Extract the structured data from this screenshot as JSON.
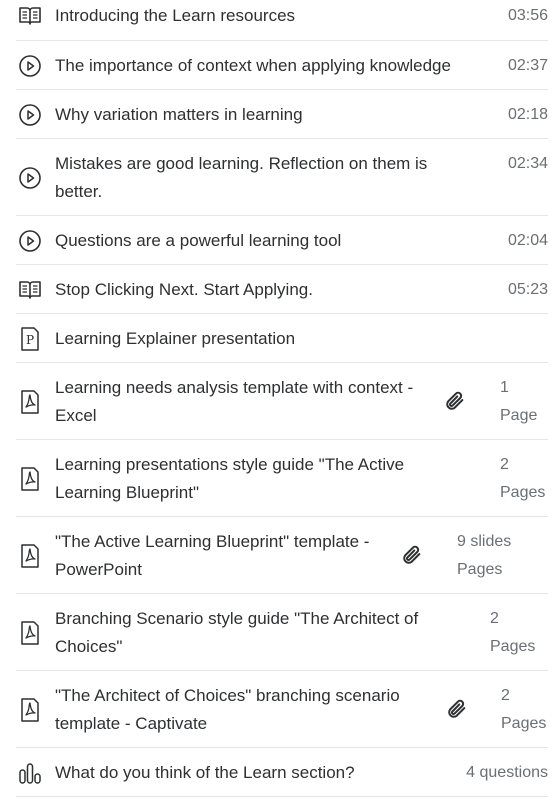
{
  "items": [
    {
      "icon": "book-icon",
      "title": "Introducing the Learn resources",
      "duration": "03:56"
    },
    {
      "icon": "play-circle-icon",
      "title": "The importance of context when applying knowledge",
      "duration": "02:37"
    },
    {
      "icon": "play-circle-icon",
      "title": "Why variation matters in learning",
      "duration": "02:18"
    },
    {
      "icon": "play-circle-icon",
      "title_line1": "Mistakes are good learning. Reflection on them is",
      "title_line2": "better.",
      "duration": "02:34"
    },
    {
      "icon": "play-circle-icon",
      "title": "Questions are a powerful learning tool",
      "duration": "02:04"
    },
    {
      "icon": "book-icon",
      "title": "Stop Clicking Next. Start Applying.",
      "duration": "05:23"
    },
    {
      "icon": "presentation-p-icon",
      "title": "Learning Explainer presentation"
    },
    {
      "icon": "pdf-icon",
      "title_line1": "Learning needs analysis template with context -",
      "title_line2": "Excel",
      "has_attachment": true,
      "meta_line1": "1",
      "meta_line2": "Page"
    },
    {
      "icon": "pdf-icon",
      "title_line1": "Learning presentations style guide \"The Active",
      "title_line2": "Learning Blueprint\"",
      "meta_line1": "2",
      "meta_line2": "Pages"
    },
    {
      "icon": "pdf-icon",
      "title_line1": "\"The Active Learning Blueprint\" template -",
      "title_line2": "PowerPoint",
      "has_attachment": true,
      "meta_line1": "9 slides",
      "meta_line2": "Pages"
    },
    {
      "icon": "pdf-icon",
      "title_line1": "Branching Scenario style guide \"The Architect of",
      "title_line2": "Choices\"",
      "meta_line1": "2",
      "meta_line2": "Pages"
    },
    {
      "icon": "pdf-icon",
      "title_line1": "\"The Architect of Choices\" branching scenario",
      "title_line2": "template - Captivate",
      "has_attachment": true,
      "meta_line1": "2",
      "meta_line2": "Pages"
    },
    {
      "icon": "bar-chart-icon",
      "title": "What do you think of the Learn section?",
      "duration": "4 questions"
    }
  ]
}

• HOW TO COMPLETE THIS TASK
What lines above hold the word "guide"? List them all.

• RESPONSE
      "title_line1": "Learning presentations style guide \"The Active",
      "title_line1": "Branching Scenario style guide \"The Architect of",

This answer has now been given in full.